Jerusalem — Israeli President Yitzhak Navon is said to have presented a new set of proposals on Palestinian autonomy to Egypt's President Anwar Sadat for consideration.
He reputedly did so during his unprecedented five-day day visit to Egypt, during which the Israeli chief of state's personal charm and mastery of the Arabic language were prominently on display.
The Navon proposals may help to break the logjam on Palestinian autonomy that has developed in three-way negotiations between Israel, Egypt, and the United States.
One measure of the political value of the Navon proposals can be assessed by the outcry heard here from hawkish annexationists determined to preserve the status quo and block any movement toward Palestinian home rule or self-determination.
But the fact that Prime Minister Menachem Begin, as well a his chief autonomy negotiator, Interior Minister Yosef Burg, shrugged off the parliamentary criticism may indicate the new ideas are genuinely intended for consideration at the next round of autonomy talks.
No date has yet been confirmed for the forthcoming session. However, Nov. 17 is frequently mentioned here, as is Washington, D.C., as the prospective mentioned here, as is Washington, D.C., as the prospective venue.
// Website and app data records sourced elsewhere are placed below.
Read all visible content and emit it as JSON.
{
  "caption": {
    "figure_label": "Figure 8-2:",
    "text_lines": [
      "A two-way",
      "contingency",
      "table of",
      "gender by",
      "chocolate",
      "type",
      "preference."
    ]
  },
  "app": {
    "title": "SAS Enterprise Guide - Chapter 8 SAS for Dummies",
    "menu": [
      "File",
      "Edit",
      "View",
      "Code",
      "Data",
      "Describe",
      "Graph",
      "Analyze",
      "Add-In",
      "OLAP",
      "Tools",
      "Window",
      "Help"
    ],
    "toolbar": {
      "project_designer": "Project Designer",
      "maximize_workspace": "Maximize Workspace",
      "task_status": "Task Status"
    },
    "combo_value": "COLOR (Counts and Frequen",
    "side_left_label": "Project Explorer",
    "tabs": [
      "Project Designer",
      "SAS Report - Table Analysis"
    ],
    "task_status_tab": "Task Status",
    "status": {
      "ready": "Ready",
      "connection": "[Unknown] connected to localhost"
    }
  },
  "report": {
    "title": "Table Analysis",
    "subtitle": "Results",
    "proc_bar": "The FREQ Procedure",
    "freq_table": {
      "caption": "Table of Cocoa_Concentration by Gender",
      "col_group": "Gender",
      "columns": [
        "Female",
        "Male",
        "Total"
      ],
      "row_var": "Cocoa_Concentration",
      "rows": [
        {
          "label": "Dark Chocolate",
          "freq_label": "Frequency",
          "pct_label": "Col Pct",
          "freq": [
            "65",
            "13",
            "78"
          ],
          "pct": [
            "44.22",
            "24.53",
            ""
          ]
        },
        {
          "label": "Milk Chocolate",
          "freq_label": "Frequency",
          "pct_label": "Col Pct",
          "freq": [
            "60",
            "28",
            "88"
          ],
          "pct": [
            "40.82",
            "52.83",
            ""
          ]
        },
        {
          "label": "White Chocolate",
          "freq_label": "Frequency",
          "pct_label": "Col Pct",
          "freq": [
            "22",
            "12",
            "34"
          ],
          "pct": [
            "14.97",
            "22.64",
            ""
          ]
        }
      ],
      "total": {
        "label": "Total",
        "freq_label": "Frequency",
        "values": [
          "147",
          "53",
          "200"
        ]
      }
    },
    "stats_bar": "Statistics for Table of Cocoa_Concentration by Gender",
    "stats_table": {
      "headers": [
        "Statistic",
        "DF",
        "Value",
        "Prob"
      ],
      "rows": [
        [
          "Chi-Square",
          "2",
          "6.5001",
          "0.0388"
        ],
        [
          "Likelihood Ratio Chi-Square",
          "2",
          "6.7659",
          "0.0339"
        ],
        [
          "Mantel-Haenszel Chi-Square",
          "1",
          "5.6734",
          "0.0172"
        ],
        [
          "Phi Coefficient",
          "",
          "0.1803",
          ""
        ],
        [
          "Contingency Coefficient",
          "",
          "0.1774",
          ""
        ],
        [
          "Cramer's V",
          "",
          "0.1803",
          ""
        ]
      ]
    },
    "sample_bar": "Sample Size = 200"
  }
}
The common desire at the government level to pick up momentum may actually be spurred by Israeli concern over regional polarization caused by the Iraq-Iran war. Israel and Egypt seem to be seeking the role and image of stable, constructive partners -- in contrast with the warring radical regimes of the Middle East.
The proposals, described by the hawks here as "concessions," but whose very existence is denied by Messrs. Begin and Burg, deal with two of the autonomy problem's most complex factors: land and water rights.
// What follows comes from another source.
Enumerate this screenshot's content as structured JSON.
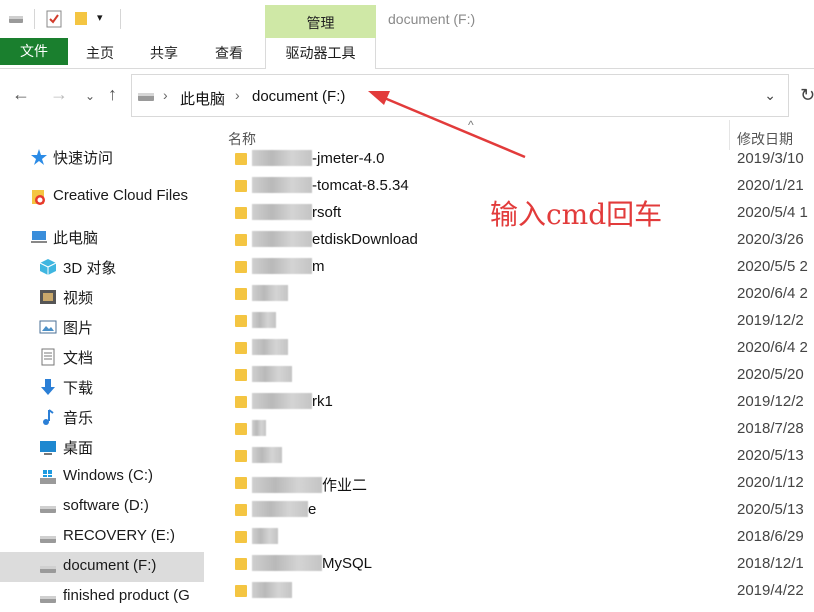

They were outlined to the Knesset (parliament) committee on security and foreign affairs and subsequently leaked to the Israeli press, thereby enabling foreign correspondents to glean information otherwise inaccessible to them. The elite parliamentary unit is a closed forum except to select local reporters.
Accoding to the English-language Jerusalem Post, the proposals are contained in a document drafted by Agriculture Minister Ariel Sharon -- normally a hawk.
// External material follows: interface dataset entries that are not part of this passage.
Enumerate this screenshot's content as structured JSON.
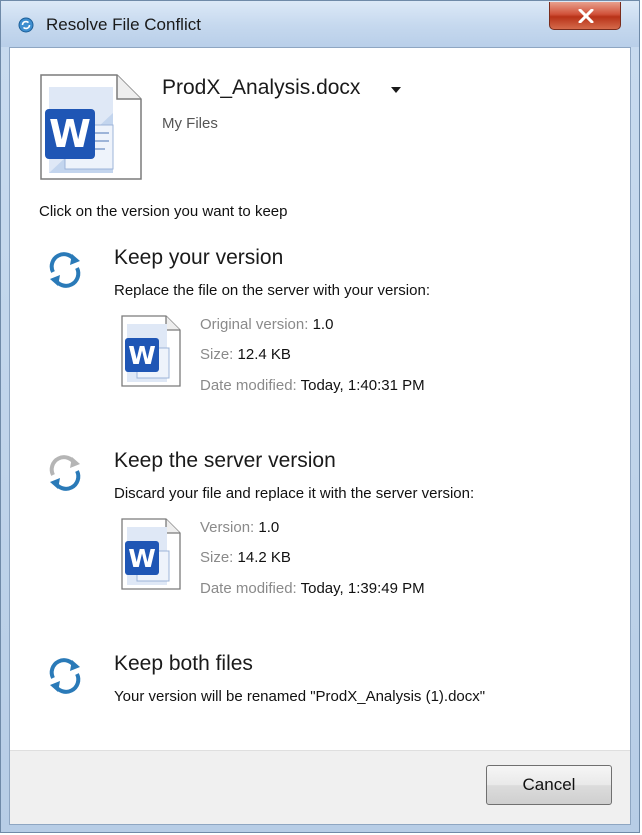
{
  "window": {
    "title": "Resolve File Conflict"
  },
  "header": {
    "file_name": "ProdX_Analysis.docx",
    "location": "My Files"
  },
  "instruction": "Click on the version you want to keep",
  "options": [
    {
      "title": "Keep your version",
      "description": "Replace the file on the server with your version:",
      "details": [
        {
          "label": "Original version:",
          "value": "1.0"
        },
        {
          "label": "Size:",
          "value": "12.4 KB"
        },
        {
          "label": "Date modified:",
          "value": "Today, 1:40:31 PM"
        }
      ]
    },
    {
      "title": "Keep the server version",
      "description": "Discard your file and replace it with the server version:",
      "details": [
        {
          "label": "Version:",
          "value": "1.0"
        },
        {
          "label": "Size:",
          "value": "14.2 KB"
        },
        {
          "label": "Date modified:",
          "value": "Today, 1:39:49 PM"
        }
      ]
    },
    {
      "title": "Keep both files",
      "description": "Your version will be renamed \"ProdX_Analysis (1).docx\""
    }
  ],
  "footer": {
    "cancel_label": "Cancel"
  },
  "icons": {
    "app": "sync-app-icon",
    "close": "close-icon",
    "dropdown": "chevron-down-icon",
    "document": "word-document-icon",
    "sync": "sync-arrows-icon"
  },
  "colors": {
    "sync_blue": "#2a7ab8",
    "sync_gray": "#b5b5b5",
    "word_blue": "#1d4fa8",
    "close_red": "#c94a30"
  }
}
The independent Hebrew daily Haaretz reported Oct. 30 that there would be no change in the current use and allocation of water resources in the Israeli-occupied West Bank under the Sharon plan.
However, further water-tapping would require the joint consent of the State of Israel and the Palestinian autonomous administration.
The land within the Palestinian autonomous regions would be put under the control of its civil administration except areas that are "privately owned and subject to private use and management." This is interpreted as an escape clause covering acreage belonging to West Bank and Gaza Strip Jewish settlements.
The hawkish members of the Knesset committee reportedly object to the proposals' failure to state that security within the areas earmarked for Palestinian autonomy will be the exclusive responsibility of Israel. Instead, they complain, the only refenrece on this score is that Israel will assist in protecting internal security.
National Religious Party deputy Haim Druckman was quoted as saying the consequence of all this would be to erode Israel's position in the West Bank and Gaza Strip. He reportedly warned that the proposals, if implemented, would effectively prevent the establishment of additional Jewish settlements -- a charge hotly denied by Interior Minister Burg.
In addition, Mr. Druckman, an Orthodox rabbi complained the proposals would grant autonomy to "the areas" (West Bank and Gaza Strip) instead of to "their residents," as previously defined by Mr. Begin.
The prime minister, who attended the session, reporttedly insisted that no concessions had been made and that the country's fundamental interests had not been endangered.
Ever since the start of autonomy negotiations, much of the operative diplomacy has been conducted behind the scenes, a fact borne out by the Israeli government's refusal to let the parliamentary committee examine the latest set of American proposals on Palestinian selfgovernment.